→ TASK DESCRIPTION: Repeat the listing below in full, exactly.

→ SUPPLIED RECORDS:
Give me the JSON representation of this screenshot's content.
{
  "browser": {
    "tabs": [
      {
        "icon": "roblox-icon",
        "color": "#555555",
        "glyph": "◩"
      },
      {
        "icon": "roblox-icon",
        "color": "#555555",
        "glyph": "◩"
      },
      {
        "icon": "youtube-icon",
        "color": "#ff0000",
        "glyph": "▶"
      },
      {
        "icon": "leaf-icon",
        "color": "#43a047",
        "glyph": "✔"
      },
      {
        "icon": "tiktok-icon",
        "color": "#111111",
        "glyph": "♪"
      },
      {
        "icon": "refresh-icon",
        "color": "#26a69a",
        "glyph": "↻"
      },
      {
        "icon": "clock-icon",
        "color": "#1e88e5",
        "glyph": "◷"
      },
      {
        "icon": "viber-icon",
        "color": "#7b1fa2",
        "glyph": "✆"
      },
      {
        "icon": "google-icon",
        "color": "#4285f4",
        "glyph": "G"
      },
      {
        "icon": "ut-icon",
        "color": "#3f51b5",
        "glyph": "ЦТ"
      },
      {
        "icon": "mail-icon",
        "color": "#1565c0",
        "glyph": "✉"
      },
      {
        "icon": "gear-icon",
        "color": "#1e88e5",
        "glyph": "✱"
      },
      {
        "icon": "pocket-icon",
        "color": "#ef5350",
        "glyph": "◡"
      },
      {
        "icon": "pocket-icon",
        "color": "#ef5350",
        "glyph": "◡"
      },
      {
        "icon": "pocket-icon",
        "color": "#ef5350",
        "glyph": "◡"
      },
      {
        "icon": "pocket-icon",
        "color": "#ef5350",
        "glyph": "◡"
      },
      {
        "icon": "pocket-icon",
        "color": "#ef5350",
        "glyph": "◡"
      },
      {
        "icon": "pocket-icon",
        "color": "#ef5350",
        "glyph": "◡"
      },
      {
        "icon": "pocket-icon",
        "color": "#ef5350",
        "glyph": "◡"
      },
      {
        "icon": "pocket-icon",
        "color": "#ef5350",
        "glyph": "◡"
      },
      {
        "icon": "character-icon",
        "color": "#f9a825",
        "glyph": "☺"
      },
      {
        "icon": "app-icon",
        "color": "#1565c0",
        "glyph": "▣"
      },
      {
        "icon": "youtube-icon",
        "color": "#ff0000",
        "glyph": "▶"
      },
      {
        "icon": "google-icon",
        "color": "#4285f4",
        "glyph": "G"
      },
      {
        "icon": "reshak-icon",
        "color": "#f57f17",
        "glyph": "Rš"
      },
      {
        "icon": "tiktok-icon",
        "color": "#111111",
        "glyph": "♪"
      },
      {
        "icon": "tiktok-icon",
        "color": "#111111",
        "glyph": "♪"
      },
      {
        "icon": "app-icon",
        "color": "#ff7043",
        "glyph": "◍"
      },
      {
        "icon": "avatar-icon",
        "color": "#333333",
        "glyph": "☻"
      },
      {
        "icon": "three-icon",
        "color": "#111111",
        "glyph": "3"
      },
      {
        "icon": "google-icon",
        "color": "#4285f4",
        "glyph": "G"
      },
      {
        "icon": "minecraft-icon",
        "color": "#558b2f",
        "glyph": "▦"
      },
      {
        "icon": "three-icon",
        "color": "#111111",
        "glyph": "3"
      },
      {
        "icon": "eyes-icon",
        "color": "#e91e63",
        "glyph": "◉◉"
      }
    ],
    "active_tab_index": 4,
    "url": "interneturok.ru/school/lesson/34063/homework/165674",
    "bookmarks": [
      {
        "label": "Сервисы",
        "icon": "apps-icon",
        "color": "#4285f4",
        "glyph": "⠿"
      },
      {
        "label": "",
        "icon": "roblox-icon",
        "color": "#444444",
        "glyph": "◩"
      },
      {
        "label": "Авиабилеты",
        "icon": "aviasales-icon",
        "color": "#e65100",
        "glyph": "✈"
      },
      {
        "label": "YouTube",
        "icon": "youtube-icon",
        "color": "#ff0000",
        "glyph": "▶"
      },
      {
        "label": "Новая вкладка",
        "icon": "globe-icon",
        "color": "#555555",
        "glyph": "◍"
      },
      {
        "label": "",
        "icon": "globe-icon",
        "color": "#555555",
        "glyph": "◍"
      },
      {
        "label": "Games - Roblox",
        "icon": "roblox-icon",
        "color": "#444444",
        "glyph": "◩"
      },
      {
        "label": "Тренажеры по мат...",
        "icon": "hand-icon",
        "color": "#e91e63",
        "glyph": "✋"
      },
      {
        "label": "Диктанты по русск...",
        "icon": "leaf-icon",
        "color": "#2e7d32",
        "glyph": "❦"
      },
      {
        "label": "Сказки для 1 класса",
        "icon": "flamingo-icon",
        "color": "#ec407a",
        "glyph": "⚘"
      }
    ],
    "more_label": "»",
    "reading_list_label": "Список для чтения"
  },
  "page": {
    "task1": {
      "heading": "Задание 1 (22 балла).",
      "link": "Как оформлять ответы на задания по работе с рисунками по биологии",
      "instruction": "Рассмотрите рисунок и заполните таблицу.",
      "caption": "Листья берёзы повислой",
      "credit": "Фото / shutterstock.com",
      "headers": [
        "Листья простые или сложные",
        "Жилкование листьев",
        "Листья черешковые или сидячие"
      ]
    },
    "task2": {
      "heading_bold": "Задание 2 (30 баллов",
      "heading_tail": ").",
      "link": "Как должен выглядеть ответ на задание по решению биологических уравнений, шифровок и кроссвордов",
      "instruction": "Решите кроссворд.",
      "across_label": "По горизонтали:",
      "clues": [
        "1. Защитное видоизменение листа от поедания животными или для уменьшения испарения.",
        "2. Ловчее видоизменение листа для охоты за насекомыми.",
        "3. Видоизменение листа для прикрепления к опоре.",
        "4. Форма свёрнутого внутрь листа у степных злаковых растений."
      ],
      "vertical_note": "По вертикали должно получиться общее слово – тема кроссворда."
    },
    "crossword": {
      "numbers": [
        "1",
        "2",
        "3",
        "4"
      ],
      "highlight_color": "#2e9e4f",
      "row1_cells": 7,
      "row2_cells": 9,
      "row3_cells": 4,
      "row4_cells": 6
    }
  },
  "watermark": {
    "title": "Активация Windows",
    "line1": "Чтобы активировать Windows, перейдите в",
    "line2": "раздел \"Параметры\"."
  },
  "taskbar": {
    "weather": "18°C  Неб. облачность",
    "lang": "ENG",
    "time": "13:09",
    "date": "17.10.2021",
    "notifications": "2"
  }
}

→ EXPECTED OUTPUT:
Give me the JSON representation of this screenshot's content.
{
  "browser": {
    "tabs": [
      {
        "icon": "roblox-icon",
        "color": "#555555",
        "glyph": "◩"
      },
      {
        "icon": "roblox-icon",
        "color": "#555555",
        "glyph": "◩"
      },
      {
        "icon": "youtube-icon",
        "color": "#ff0000",
        "glyph": "▶"
      },
      {
        "icon": "leaf-icon",
        "color": "#43a047",
        "glyph": "✔"
      },
      {
        "icon": "tiktok-icon",
        "color": "#111111",
        "glyph": "♪"
      },
      {
        "icon": "refresh-icon",
        "color": "#26a69a",
        "glyph": "↻"
      },
      {
        "icon": "clock-icon",
        "color": "#1e88e5",
        "glyph": "◷"
      },
      {
        "icon": "viber-icon",
        "color": "#7b1fa2",
        "glyph": "✆"
      },
      {
        "icon": "google-icon",
        "color": "#4285f4",
        "glyph": "G"
      },
      {
        "icon": "ut-icon",
        "color": "#3f51b5",
        "glyph": "ЦТ"
      },
      {
        "icon": "mail-icon",
        "color": "#1565c0",
        "glyph": "✉"
      },
      {
        "icon": "gear-icon",
        "color": "#1e88e5",
        "glyph": "✱"
      },
      {
        "icon": "pocket-icon",
        "color": "#ef5350",
        "glyph": "◡"
      },
      {
        "icon": "pocket-icon",
        "color": "#ef5350",
        "glyph": "◡"
      },
      {
        "icon": "pocket-icon",
        "color": "#ef5350",
        "glyph": "◡"
      },
      {
        "icon": "pocket-icon",
        "color": "#ef5350",
        "glyph": "◡"
      },
      {
        "icon": "pocket-icon",
        "color": "#ef5350",
        "glyph": "◡"
      },
      {
        "icon": "pocket-icon",
        "color": "#ef5350",
        "glyph": "◡"
      },
      {
        "icon": "pocket-icon",
        "color": "#ef5350",
        "glyph": "◡"
      },
      {
        "icon": "pocket-icon",
        "color": "#ef5350",
        "glyph": "◡"
      },
      {
        "icon": "character-icon",
        "color": "#f9a825",
        "glyph": "☺"
      },
      {
        "icon": "app-icon",
        "color": "#1565c0",
        "glyph": "▣"
      },
      {
        "icon": "youtube-icon",
        "color": "#ff0000",
        "glyph": "▶"
      },
      {
        "icon": "google-icon",
        "color": "#4285f4",
        "glyph": "G"
      },
      {
        "icon": "reshak-icon",
        "color": "#f57f17",
        "glyph": "Rš"
      },
      {
        "icon": "tiktok-icon",
        "color": "#111111",
        "glyph": "♪"
      },
      {
        "icon": "tiktok-icon",
        "color": "#111111",
        "glyph": "♪"
      },
      {
        "icon": "app-icon",
        "color": "#ff7043",
        "glyph": "◍"
      },
      {
        "icon": "avatar-icon",
        "color": "#333333",
        "glyph": "☻"
      },
      {
        "icon": "three-icon",
        "color": "#111111",
        "glyph": "3"
      },
      {
        "icon": "google-icon",
        "color": "#4285f4",
        "glyph": "G"
      },
      {
        "icon": "minecraft-icon",
        "color": "#558b2f",
        "glyph": "▦"
      },
      {
        "icon": "three-icon",
        "color": "#111111",
        "glyph": "3"
      },
      {
        "icon": "eyes-icon",
        "color": "#e91e63",
        "glyph": "◉◉"
      }
    ],
    "active_tab_index": 4,
    "url": "interneturok.ru/school/lesson/34063/homework/165674",
    "bookmarks": [
      {
        "label": "Сервисы",
        "icon": "apps-icon",
        "color": "#4285f4",
        "glyph": "⠿"
      },
      {
        "label": "",
        "icon": "roblox-icon",
        "color": "#444444",
        "glyph": "◩"
      },
      {
        "label": "Авиабилеты",
        "icon": "aviasales-icon",
        "color": "#e65100",
        "glyph": "✈"
      },
      {
        "label": "YouTube",
        "icon": "youtube-icon",
        "color": "#ff0000",
        "glyph": "▶"
      },
      {
        "label": "Новая вкладка",
        "icon": "globe-icon",
        "color": "#555555",
        "glyph": "◍"
      },
      {
        "label": "",
        "icon": "globe-icon",
        "color": "#555555",
        "glyph": "◍"
      },
      {
        "label": "Games - Roblox",
        "icon": "roblox-icon",
        "color": "#444444",
        "glyph": "◩"
      },
      {
        "label": "Тренажеры по мат...",
        "icon": "hand-icon",
        "color": "#e91e63",
        "glyph": "✋"
      },
      {
        "label": "Диктанты по русск...",
        "icon": "leaf-icon",
        "color": "#2e7d32",
        "glyph": "❦"
      },
      {
        "label": "Сказки для 1 класса",
        "icon": "flamingo-icon",
        "color": "#ec407a",
        "glyph": "⚘"
      }
    ],
    "more_label": "»",
    "reading_list_label": "Список для чтения"
  },
  "page": {
    "task1": {
      "heading": "Задание 1 (22 балла).",
      "link": "Как оформлять ответы на задания по работе с рисунками по биологии",
      "instruction": "Рассмотрите рисунок и заполните таблицу.",
      "caption": "Листья берёзы повислой",
      "credit": "Фото / shutterstock.com",
      "headers": [
        "Листья простые или сложные",
        "Жилкование листьев",
        "Листья черешковые или сидячие"
      ]
    },
    "task2": {
      "heading_bold": "Задание 2 (30 баллов",
      "heading_tail": ").",
      "link": "Как должен выглядеть ответ на задание по решению биологических уравнений, шифровок и кроссвордов",
      "instruction": "Решите кроссворд.",
      "across_label": "По горизонтали:",
      "clues": [
        "1. Защитное видоизменение листа от поедания животными или для уменьшения испарения.",
        "2. Ловчее видоизменение листа для охоты за насекомыми.",
        "3. Видоизменение листа для прикрепления к опоре.",
        "4. Форма свёрнутого внутрь листа у степных злаковых растений."
      ],
      "vertical_note": "По вертикали должно получиться общее слово – тема кроссворда."
    },
    "crossword": {
      "numbers": [
        "1",
        "2",
        "3",
        "4"
      ],
      "highlight_color": "#2e9e4f",
      "row1_cells": 7,
      "row2_cells": 9,
      "row3_cells": 4,
      "row4_cells": 6
    }
  },
  "watermark": {
    "title": "Активация Windows",
    "line1": "Чтобы активировать Windows, перейдите в",
    "line2": "раздел \"Параметры\"."
  },
  "taskbar": {
    "weather": "18°C  Неб. облачность",
    "lang": "ENG",
    "time": "13:09",
    "date": "17.10.2021",
    "notifications": "2"
  }
}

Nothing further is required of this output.